Northern teams simply don’t win college baseball championships. The last to do it? If you count Kansas or Oklahoma as a Northern state, it’s Wichita State in 1989 and Oklahoma in 1994. If you count an outlier with a rich history, it’s Oregon State last season. If your geography is more climate-inclined and Midwest-tilted, it was Ohio State in 1966, Minnesota in 1964 and Michigan in 1962.

This Michigan team didn’t win the Big Ten regular season or tournament titles, and in fact, was one strike away from falling to Illinois on May 23 before rallying. If the Wolverines lost there, they probably wouldn’t have made the NCAA Tournament. Since then, they’ve faced elimination in the regionals and the super regionals and prevailed each time.

“We've had a lot of repetitions with these types of games,” Bakich said. “All the adversity that we've faced in the last month, month and a half, it's just callused our mind.”

You loosen up and toughen up once you’ve been to the brink. It helps to have terrific starting pitching and the Big Ten Player of the Year, right fielder Jordan Brewer. The Wolverines were one of the last four teams to sneak into the Tournament, and when they reached the 16-team Super Regionals, they were tied with Duke for the longest odds at 50-1. At the start of the eight-team CWS, Michigan again had the longest odds at 12-1, with Vanderbilt and Arkansas the co-favorites. 

“We’re trying to stay loose and trying to have fun, and we’re playing for the right reasons,” star lefty Tommy Henry said after the opener. “We’re playing for each other, and for the eight letters on our chest.”

Under Bakich, Michigan has upgraded its recruiting but the obstacles are still daunting. Vanderbilt had a school-record 13 players taken in the recent MLB Draft, including JJ Bleday, the No. 4 overall pick. The Wolverines had five selected, topped by second-rounders Henry and Kauffmann.
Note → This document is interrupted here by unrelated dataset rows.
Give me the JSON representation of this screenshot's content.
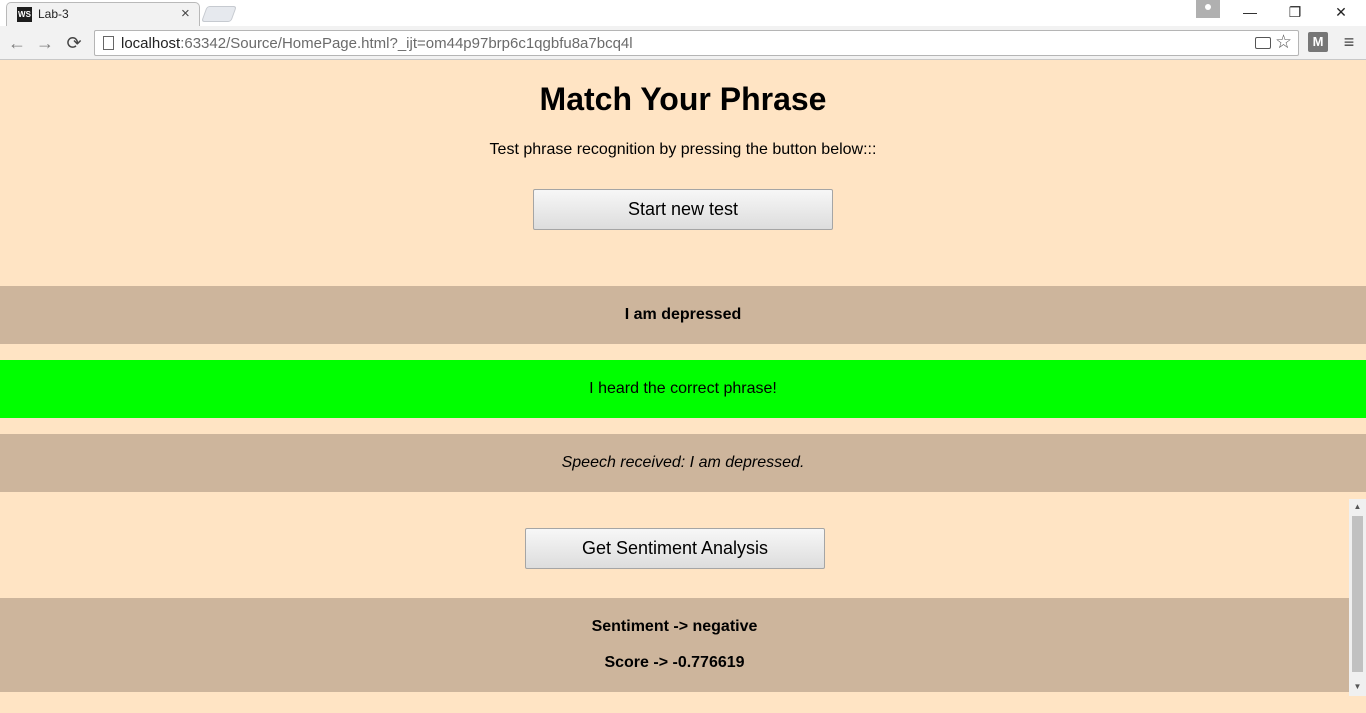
{
  "browser": {
    "tab_title": "Lab-3",
    "tab_favicon_text": "WS",
    "tab_close": "×",
    "url_host": "localhost",
    "url_rest": ":63342/Source/HomePage.html?_ijt=om44p97brp6c1qgbfu8a7bcq4l",
    "extension_label": "M",
    "minimize": "—",
    "maximize": "❐",
    "close": "✕",
    "back": "←",
    "forward": "→",
    "reload": "⟳",
    "star": "☆",
    "menu": "≡"
  },
  "page": {
    "title": "Match Your Phrase",
    "intro": "Test phrase recognition by pressing the button below:::",
    "start_button": "Start new test",
    "phrase": "I am depressed",
    "result": "I heard the correct phrase!",
    "speech_received": "Speech received: I am depressed.",
    "sentiment_button": "Get Sentiment Analysis",
    "sentiment": "Sentiment -> negative",
    "score": "Score -> -0.776619"
  },
  "colors": {
    "page_bg": "#ffe4c4",
    "band_bg": "#cdb59c",
    "success_bg": "#00ff00"
  },
  "icons": {
    "scroll_up": "▲",
    "scroll_down": "▼"
  }
}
Led by the ever-upbeat Bakich, the Wolverines don’t lack confidence. You don’t get to Omaha by accepting the norm. Instead of shivering in the cold, they embrace it, not that there’s any other option. The season began Feb. 15 but Michigan didn’t play a home game until March 14. In a team hype video, images of baseball and snow are framed by the catchphrase “You’ll never get hot if you don’t know the cold.”

In the deep of winter, the Wolverines are still apt to practice outside.

“We don’t allow cold weather to be an excuse,” Bakich said. “If it’s above zero degrees, we’re outside. It might only be 20-30 minutes, but it’s a mindset. Our players know it, our recruits know it, and we don’t shy away from it.”

Risky business

They don’t shy away from much of anything. With a chance to clinch Tuesday night, Bakich held off on starting Jeff Criswell, and instead went with redshirt freshman Isaiah Paige, who hadn’t pitched in the postseason. He was excellent before the bullpen faltered. The dominant Rocker was the story of this game, but not the only obstacle.

While trying to beat out a grounder in the third inning, Michigan leadoff hitter Jordan Nwogu fell as he crossed first base, clutched his left leg and was helped off the field and didn’t return. Go back a couple weeks and there was Henry, emerging from a Los Angeles hospital after battling flu and pneumonia, then pitching Michigan to a stunning upset of No. 1 UCLA.

The stories are as deep and diverse as the team itself. On a recent ESPN broadcast, Bakich laid out the program’s aim for a wide reach.

“We just think our roster should look like the United States of America,” Bakich said. “We target a lot of inner-city kids. We want to have a diverse roster, and we want to provide as many opportunities for kids all over country that we can.”

An honorable goal with a competitive motive too. Only six percent of Division I baseball players are black, an untapped talent pool. The Wolverines have seven players of color, the same as Vanderbilt, far more than most teams. 

When he arrived seven years ago, Bakich wanted to expand the horizons, in every direction, in every way. Simple, really. Shrink the moments, grow the possibilities. The Wolverines are down to their last possible moment, and the evidence suggests they’re not likely to be intimidated by it.


Twitter: @bobwojnowski

Michigan vs. Vanderbilt

Series tied 1-1

What: Game 3 of best-of-three College World Series championship. 

When: Wednesday, 7 p.m. 

Where: TD Ameritrade Park, Omaha, Neb.